At 18-months old Ethan was diagnosed with autism. And from that minute Ethan’s mother started the journey to help her son. The family’s quest to save Ethan began in Rhinebeck, New York with autism specialist Dr. Kenneth Bock.

The ensuing fight against the mysterious disease began shortly after meeting with Dr. Bock who told the Fox’s he thought he could help Ethan.

A little more than three years later, after instituting a gluten-free, casein-free diet, utilizing hyperbaric and chelation therapy, Ethan has been re-evaluated. He is no longer silent. His diet is rich in variety. He talks. He smiles. He laughs. He sleeps. In September he will begin kindergarten at MS 207. Ethan is definably recovered; he shows no signs of autism.

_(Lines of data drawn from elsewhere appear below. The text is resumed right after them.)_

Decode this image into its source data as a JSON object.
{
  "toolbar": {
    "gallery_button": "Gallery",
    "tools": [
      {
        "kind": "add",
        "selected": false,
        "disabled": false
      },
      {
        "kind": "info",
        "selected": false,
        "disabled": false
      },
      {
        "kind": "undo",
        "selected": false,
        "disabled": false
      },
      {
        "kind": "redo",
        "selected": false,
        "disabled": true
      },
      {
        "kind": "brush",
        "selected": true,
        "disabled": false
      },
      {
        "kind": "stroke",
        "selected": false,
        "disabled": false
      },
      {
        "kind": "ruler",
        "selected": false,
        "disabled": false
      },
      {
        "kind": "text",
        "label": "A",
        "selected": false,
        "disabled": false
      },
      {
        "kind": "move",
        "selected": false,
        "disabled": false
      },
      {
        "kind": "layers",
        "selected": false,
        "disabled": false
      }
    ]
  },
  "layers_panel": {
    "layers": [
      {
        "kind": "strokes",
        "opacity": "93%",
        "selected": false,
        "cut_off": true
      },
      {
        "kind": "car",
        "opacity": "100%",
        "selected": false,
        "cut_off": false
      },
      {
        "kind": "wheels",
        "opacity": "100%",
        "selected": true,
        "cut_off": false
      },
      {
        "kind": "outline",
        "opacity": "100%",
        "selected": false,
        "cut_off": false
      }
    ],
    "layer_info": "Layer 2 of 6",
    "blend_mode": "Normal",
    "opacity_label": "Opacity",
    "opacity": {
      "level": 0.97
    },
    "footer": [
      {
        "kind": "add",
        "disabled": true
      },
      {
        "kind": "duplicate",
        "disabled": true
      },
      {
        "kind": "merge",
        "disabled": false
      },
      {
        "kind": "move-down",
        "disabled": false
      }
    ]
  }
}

Ethan’s parents are smiling too; as is the rest of his family. And in November, his mother will take some more steps for her son. Tracy Catapano-Fox can be seen nightly running through the streets of Howard Beach as she trains for the New York City marathon in which she will run for Ethan, her miracle, on behalf of Autism Speaks.

For Tracy Catapano-Fox the road back has been marked with a success hardly measurable by any normal standards. A predictable quality about Tracy Catapano-Fox after having spent an hour with her is of course to credit what she terms “an unbelievable support system. That system she says starts with her mother, Linda Catapano.

“For everything good that anyone sees in me, my mother is responsible. She is the greatest person on the planet.” And for Linda Catapano’s daughter, the woman who has managed to run a family and a career without missing a beat, well she is probably best described by a rectangular red button that rests on the base of her computer monitor; it reads simply, “Failure Is Not an Option.”